- Free real-time temp monitoring solution for all hardware elements, including CPU, GPU, mainboard, drives, etc.
- Permits setting up customizable alerts to keep track of performance degradation due to overheating
- Excellent for enterprise use, comes with both installable and portable version
- Lacks advanced features
The Best PC Temp Monitor for Older Machines
If you’re looking for a simple and compact CPU temperature monitor, Core Temp would fit the bill. Small footprint, compact and no fuss, these are the main attributes of Core Temp, a small yet powerful temp-monitor that can display the temperature of each individual core of the CPU, i.e. you can “admire” temp-fluctuations in real-time.
Core Temp is also motherboard-agnostic, i.e. it will work on virtually any build and any type of CPU. The software is easy to use, has an intuitive user interface, and offers a high level of expandability and customization, as it uses data taken from the DTS of each processing core.
Another cool thing about Core Temp is that it works with various add-ons so you can get additional features, such as monitoring devices by remote via an Android app.
- Free, easy to use, well designed, shows relevant information with zero fuss
- Collects data via DTS, aka digital thermal sensors, which means it’s very accurate
- Features alert systems to shut-down your machine in case of overheating
- Light on resources and straightforward CPU temp monitor
- Only basic features available
The Best CPU Temp Monitor for Intel processors
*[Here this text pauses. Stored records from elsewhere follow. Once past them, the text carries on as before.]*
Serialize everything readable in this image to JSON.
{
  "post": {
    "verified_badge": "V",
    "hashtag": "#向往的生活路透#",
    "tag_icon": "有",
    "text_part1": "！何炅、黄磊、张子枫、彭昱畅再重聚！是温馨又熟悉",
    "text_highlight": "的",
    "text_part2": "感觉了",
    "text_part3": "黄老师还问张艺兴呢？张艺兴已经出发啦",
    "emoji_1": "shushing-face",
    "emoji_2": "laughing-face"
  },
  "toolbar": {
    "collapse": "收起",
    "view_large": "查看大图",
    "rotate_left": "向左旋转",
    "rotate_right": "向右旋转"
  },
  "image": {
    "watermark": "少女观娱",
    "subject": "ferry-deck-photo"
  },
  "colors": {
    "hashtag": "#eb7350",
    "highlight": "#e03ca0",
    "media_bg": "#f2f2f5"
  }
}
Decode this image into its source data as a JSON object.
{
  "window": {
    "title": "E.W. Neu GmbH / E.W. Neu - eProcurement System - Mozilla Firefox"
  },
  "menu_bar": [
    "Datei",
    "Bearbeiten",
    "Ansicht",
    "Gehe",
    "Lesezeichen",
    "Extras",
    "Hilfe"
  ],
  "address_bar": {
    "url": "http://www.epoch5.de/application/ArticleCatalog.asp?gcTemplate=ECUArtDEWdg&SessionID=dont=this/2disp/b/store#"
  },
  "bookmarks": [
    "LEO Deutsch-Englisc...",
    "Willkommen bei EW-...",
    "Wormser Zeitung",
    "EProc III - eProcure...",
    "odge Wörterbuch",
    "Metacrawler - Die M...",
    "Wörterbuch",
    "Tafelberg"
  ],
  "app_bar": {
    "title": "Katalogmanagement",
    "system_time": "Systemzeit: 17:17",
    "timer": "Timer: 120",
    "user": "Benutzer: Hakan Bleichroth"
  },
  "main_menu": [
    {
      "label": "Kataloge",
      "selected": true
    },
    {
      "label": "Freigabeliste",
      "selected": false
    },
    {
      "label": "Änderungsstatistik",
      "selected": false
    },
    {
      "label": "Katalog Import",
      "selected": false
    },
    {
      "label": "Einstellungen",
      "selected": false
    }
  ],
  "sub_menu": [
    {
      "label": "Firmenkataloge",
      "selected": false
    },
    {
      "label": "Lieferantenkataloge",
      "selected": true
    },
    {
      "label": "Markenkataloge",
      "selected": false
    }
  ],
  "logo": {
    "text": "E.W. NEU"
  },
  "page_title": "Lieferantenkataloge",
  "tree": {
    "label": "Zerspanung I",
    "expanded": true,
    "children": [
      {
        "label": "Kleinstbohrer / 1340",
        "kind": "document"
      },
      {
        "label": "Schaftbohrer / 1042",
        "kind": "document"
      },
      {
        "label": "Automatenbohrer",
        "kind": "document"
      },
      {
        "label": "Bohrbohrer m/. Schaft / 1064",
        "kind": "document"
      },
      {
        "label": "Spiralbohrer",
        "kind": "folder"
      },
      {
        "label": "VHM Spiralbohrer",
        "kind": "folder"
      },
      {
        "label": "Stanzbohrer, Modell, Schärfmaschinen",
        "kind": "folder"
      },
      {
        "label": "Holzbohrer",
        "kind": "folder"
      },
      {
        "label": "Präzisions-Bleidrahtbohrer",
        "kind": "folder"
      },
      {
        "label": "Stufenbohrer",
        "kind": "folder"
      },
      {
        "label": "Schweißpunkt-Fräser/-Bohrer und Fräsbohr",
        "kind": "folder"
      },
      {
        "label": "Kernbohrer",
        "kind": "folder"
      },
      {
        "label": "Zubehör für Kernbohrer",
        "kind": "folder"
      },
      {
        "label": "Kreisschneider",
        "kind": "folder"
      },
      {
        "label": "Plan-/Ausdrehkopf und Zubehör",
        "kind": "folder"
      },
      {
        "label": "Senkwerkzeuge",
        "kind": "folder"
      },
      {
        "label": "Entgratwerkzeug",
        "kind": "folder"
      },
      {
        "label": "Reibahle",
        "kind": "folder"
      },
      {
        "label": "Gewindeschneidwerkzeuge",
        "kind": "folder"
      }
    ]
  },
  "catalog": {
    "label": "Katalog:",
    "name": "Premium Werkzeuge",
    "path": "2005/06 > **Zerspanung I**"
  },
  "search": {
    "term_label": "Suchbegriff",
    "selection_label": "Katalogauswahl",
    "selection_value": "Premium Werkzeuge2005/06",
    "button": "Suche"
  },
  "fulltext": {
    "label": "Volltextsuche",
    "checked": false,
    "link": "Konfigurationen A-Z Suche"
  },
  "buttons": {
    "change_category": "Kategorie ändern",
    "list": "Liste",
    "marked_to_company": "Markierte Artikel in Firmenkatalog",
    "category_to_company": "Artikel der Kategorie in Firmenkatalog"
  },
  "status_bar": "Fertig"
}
Finally, we have Real Temp, and as far as product names go, Real Temp runs with the best. But, what’s in a name after all right? So, here’s the deal: just like Core Temp, Real Temp “sucks” data from DTS, being a temp monitoring software specifically designed for Intel processors.
So, if you’re an AMD-Ryzen boy or girl, this is not the droid you’re looking for.
But, if you’re into big boys’ club, i.e. you’re an Intel owner, you can individually calibrate the software for each core. Real temp also logs the min/max CPU temps, has a shutdown feature and high-temp alert, uses test sensors and, to make a long story short, it makes for one of the simplest and most efficient CPU temp monitors out there. We almost forgot this baby is absolutely free of charge!
- Freeware at its best specialized on temp-readings on Intel CPUs
- Shows CPU temp/GPU temp in real-time, as well as min/max temps since the last shut down
- It’s portable, as in no installation required
- Lacks advanced features